#### [WHAT TO PRODUCE]
Please print the whole listing below exactly as it stands.

#### [DATA SHOWN]
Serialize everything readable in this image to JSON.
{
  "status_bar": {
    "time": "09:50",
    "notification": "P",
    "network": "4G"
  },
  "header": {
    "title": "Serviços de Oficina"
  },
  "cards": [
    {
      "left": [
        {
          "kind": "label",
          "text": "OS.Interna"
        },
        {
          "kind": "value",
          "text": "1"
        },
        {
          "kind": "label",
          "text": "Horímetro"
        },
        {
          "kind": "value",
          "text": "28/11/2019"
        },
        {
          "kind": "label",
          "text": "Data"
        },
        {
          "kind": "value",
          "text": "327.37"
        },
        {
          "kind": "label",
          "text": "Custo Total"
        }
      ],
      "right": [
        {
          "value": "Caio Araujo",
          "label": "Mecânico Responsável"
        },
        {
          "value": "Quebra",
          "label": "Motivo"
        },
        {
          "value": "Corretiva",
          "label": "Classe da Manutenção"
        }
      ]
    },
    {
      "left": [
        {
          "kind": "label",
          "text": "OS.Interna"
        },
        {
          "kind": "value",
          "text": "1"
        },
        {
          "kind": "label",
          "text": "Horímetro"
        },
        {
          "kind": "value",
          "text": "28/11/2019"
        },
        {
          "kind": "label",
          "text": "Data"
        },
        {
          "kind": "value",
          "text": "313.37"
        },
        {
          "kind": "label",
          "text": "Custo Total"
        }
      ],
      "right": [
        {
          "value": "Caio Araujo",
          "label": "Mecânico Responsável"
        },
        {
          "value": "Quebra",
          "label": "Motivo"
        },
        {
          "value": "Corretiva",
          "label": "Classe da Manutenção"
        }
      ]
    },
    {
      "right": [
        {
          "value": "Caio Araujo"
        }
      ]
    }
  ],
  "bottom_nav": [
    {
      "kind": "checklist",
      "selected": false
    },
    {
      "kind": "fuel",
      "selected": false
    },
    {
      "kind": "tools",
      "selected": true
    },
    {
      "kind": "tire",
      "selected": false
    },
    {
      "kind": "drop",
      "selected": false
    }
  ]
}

#### [REPLY TO THE EXERCISE]
Serialize everything readable in this image to JSON.
{
  "status_bar": {
    "time": "09:50",
    "notification": "P",
    "network": "4G"
  },
  "header": {
    "title": "Serviços de Oficina"
  },
  "cards": [
    {
      "left": [
        {
          "kind": "label",
          "text": "OS.Interna"
        },
        {
          "kind": "value",
          "text": "1"
        },
        {
          "kind": "label",
          "text": "Horímetro"
        },
        {
          "kind": "value",
          "text": "28/11/2019"
        },
        {
          "kind": "label",
          "text": "Data"
        },
        {
          "kind": "value",
          "text": "327.37"
        },
        {
          "kind": "label",
          "text": "Custo Total"
        }
      ],
      "right": [
        {
          "value": "Caio Araujo",
          "label": "Mecânico Responsável"
        },
        {
          "value": "Quebra",
          "label": "Motivo"
        },
        {
          "value": "Corretiva",
          "label": "Classe da Manutenção"
        }
      ]
    },
    {
      "left": [
        {
          "kind": "label",
          "text": "OS.Interna"
        },
        {
          "kind": "value",
          "text": "1"
        },
        {
          "kind": "label",
          "text": "Horímetro"
        },
        {
          "kind": "value",
          "text": "28/11/2019"
        },
        {
          "kind": "label",
          "text": "Data"
        },
        {
          "kind": "value",
          "text": "313.37"
        },
        {
          "kind": "label",
          "text": "Custo Total"
        }
      ],
      "right": [
        {
          "value": "Caio Araujo",
          "label": "Mecânico Responsável"
        },
        {
          "value": "Quebra",
          "label": "Motivo"
        },
        {
          "value": "Corretiva",
          "label": "Classe da Manutenção"
        }
      ]
    },
    {
      "right": [
        {
          "value": "Caio Araujo"
        }
      ]
    }
  ],
  "bottom_nav": [
    {
      "kind": "checklist",
      "selected": false
    },
    {
      "kind": "fuel",
      "selected": false
    },
    {
      "kind": "tools",
      "selected": true
    },
    {
      "kind": "tire",
      "selected": false
    },
    {
      "kind": "drop",
      "selected": false
    }
  ]
}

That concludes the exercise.